Racing Team's enhanced Touareg makes it to semifinals of robotic car race
The Stanford Racing Team is one step closer to the $2 million prize for the 2005 Grand Challenge robotic car race. The three-part competition, sponsored by the Defense Advanced Research Projects Agency (DARPA), is at its second phase, where the 195 initial competitors have been narrowed down to 40 semifinalists who are set to race in heats from Sept. 27 to Oct. 5. The subsequent and final Grand Challenge event will take place on Oct. 8 and will consist of just 20 vehicles racing for the win.

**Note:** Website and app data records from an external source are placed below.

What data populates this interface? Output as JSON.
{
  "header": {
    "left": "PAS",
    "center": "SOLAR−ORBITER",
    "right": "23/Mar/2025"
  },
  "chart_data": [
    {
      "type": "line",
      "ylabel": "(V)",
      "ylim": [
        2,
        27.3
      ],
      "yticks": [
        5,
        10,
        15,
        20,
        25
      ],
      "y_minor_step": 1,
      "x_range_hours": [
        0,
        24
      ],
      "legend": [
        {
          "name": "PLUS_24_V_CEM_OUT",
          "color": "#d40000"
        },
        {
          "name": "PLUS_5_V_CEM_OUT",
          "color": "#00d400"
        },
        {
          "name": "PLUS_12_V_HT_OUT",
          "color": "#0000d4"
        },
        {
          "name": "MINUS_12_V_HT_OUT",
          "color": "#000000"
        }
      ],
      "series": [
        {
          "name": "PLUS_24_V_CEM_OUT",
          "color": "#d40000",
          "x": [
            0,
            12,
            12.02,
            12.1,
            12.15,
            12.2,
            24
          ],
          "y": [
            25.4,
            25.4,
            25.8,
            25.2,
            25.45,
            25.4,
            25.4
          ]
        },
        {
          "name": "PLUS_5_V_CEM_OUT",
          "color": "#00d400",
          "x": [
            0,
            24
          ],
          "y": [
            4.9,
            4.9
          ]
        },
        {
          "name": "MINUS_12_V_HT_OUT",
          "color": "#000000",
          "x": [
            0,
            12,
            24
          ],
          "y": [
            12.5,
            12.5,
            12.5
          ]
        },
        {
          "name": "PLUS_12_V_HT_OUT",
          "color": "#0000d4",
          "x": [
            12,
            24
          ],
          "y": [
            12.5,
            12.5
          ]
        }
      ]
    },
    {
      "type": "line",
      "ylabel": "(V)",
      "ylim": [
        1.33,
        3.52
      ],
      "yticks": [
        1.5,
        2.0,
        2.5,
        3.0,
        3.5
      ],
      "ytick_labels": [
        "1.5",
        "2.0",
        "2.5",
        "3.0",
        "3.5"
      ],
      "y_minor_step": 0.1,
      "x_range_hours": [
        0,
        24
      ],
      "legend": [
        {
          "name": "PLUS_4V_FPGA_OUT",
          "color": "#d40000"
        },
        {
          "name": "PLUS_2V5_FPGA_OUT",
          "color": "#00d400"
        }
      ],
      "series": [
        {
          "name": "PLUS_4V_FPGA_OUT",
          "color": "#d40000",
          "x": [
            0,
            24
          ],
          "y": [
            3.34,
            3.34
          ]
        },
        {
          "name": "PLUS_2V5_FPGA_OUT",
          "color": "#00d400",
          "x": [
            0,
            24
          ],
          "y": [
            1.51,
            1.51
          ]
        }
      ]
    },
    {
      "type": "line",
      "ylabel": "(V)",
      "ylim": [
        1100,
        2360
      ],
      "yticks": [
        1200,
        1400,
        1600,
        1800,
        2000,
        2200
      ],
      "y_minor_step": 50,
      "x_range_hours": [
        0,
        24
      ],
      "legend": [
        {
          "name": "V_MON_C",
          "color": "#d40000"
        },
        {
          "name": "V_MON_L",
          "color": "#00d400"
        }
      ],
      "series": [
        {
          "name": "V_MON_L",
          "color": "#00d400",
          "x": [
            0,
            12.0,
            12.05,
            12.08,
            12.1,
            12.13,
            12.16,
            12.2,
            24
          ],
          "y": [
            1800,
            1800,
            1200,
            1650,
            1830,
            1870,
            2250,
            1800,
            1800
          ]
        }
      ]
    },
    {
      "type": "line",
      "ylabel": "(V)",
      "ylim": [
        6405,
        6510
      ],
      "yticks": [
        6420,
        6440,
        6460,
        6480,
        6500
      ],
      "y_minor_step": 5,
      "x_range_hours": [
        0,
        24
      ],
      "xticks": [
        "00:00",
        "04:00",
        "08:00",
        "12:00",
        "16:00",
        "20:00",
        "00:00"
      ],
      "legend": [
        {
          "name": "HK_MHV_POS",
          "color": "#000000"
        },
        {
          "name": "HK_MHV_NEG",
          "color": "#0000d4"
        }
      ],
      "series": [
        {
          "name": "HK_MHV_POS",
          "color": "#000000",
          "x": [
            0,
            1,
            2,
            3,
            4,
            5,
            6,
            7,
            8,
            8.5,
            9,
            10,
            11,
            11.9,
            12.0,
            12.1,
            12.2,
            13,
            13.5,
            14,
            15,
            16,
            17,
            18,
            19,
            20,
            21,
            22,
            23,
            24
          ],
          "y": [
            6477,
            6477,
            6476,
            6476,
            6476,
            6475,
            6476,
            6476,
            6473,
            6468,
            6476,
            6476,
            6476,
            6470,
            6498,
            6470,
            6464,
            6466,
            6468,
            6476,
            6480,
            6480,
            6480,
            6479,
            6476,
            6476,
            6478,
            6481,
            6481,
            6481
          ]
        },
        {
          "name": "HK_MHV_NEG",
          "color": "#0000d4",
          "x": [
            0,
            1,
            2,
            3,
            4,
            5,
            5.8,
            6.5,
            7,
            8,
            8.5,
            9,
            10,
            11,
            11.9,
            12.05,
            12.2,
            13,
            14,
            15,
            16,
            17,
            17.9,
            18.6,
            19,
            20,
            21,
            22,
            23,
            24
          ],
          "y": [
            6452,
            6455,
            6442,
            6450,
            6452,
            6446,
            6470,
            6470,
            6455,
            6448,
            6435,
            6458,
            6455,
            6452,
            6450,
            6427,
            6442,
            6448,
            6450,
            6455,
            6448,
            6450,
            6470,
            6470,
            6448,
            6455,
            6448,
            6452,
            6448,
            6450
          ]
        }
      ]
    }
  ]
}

On June 6, the Stanford team's enhanced Volkswagen Touareg, dubbed Stanley, was named a semifinalist. Stanley qualified by flawlessly completing three passes through an S-shaped course strewn with randomly placed trashcans in Barstow, Calif.
But the driverless vehicle wasn't finished there. "As a grand finale, Stanley did an optional 'extra credit' run along last year's Grand Challenge course, driving as fast as DARPA's speed limits would allow," says team member David Stavens, a graduate student in computer science.
Team member Cedric Dupont, senior research engineer for Volkswagen, a primary supporter of the racing team along with Android and Mohr Davidow Ventures, adds, "We are obviously extremely pleased with the performance of the vehicle."
Stanley won't have much time to bask in the glory of its success to date. The vehicle will soon have to compete against the other contestants along the California Speedway in Fontana. Although the course details have not yet been revealed, the Fontana race will include moving and static obstacles for the vehicles to detect and avoid.
However grueling the course may be, the Stanford team is laboring to ensure another stellar performance. After recent testing in Barstow, Dupont says that the vehicle "has proven once more that it is perfectly suited to the harsh conditions it will encounter during the race."
The final competition on Oct. 8 will consist of the remaining vehicles racing against time and each other. The finalists' task will be to navigate a 150-mile course stretching somewhere between Los Angeles and Las Vegas in less than 10 hours.
Win, lose or draw, the work of the Stanford Racing Team will not go unrewarded. Says Stavens: "Of course we want Stanley to win this historic race, but we also feel that whether we win or not, we can also lay the groundwork for future innovations in automotive safety and advance knowledge in the fields of robotics and artificial intelligence."
Latice Strickland is a science-writing intern at Stanford News Service.